Frank Varela made the most of a long haul from New Mexico to nail down a win over 27 other 30-mile-cruiseable Fords in Wild Street. He showed us a 9.03 at 150 mph in his final-round victory over Damon Dais, but we understand the bad '91 GT is motivated by an intercooled turbo system from HP Performance. It's eight-second capable when it needs to be.
Brian Keiser credits a move to UPR's front and rear suspension and a short shifter handle as the keys to his success in WFC's Cobra Challenge. Brian's '03 Snake is otherwise stock, except for a ported Eaton supercharger atop the Four-Valve 4.6. It carried him to an on-the-brakes 11.64/107 in his win over Mike Furth.

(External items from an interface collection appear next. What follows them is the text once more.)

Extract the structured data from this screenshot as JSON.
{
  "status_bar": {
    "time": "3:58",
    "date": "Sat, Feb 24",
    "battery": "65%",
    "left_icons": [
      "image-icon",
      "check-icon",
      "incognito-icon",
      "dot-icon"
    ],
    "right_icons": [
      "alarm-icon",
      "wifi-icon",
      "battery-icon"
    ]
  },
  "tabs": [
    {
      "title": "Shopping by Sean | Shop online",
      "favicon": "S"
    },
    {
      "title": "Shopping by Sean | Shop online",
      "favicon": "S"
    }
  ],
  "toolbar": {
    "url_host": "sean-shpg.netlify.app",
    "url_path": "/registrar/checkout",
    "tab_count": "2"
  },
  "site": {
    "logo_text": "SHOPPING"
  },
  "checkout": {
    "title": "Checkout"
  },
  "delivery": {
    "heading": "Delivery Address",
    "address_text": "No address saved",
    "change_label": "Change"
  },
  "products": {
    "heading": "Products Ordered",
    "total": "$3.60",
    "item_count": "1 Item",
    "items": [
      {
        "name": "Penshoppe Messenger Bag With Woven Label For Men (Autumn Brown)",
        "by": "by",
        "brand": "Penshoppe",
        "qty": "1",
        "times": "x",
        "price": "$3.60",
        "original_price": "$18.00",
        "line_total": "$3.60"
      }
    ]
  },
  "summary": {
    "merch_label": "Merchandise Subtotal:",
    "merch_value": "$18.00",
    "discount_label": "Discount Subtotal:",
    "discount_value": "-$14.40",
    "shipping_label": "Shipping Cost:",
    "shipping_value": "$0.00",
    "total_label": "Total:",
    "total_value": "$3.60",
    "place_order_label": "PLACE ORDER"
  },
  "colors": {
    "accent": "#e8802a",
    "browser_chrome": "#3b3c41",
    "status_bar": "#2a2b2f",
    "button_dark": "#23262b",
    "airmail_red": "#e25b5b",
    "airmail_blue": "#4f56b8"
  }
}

Dave Helser's cool '88 LX coupe runs nines with a ProMotion pro-shifted TKO 500. It boogied to the Promised Land at WFC without any nitrous, turbos, or superchargers and without having a bye round throughout eliminations. "I run it all on the motor," says Dave of the 385-inch Windsor sitting underhood. "My dad and my friend, Dave Senderhauf, kept the car running great, so all I had to do was stay focused and cut good lights (0.009 in the semis) each round."
Janel Hartjes scored one for the ladies at WFC. By taking advantage of a few good breaks in the early rounds and guiding her 12-second '98 GT to a Modular Street win in the final over Brandon Peterson, Janel became the first female winner in any WFC category.
Ray Johnson exorcised the ghost of WFC6 by taking out Johnny Lightning Wiker in this year's Pro Lightning final. The two squared off for all the marbles in 2004 at Gateway, with Johnny prevailing. "I owed him this one," Ray says.
Speedin' Bob Peden recorded another WFC first with his Street Lightning win over John Lipps. Think about it: When has a Harley Davidson Edition F-150 won in this category before? Speedin' Bob cites a unique tire mix as one of his performance advantages. The Harley truck wore its stock street tires in the first three rounds, which were swapped out for Mickey Thompson ET Streets in the semis and final. Why? They're not called "speed secrets" for nothing.
Johnny Lightning narrowly missed out on a chance to double-up as champion in two classes-Ford Diesel Challenge and Pro Lightning-a feat he accomplished in 2004 and 2005. Immediately after finishing Second in the Lightning final, Johnny hopped out of his turbocharged race truck and into his E-350 tow rig, and he sawed the Tree down on Ron Simko (0.061 to 0.255), en route to his third victory in the wildly popular black-smoke extravaganza. "Any time you get to the finals is great," Johnny says. Having been there as many times as he has at WFC, it's safe to say he speaks from experience.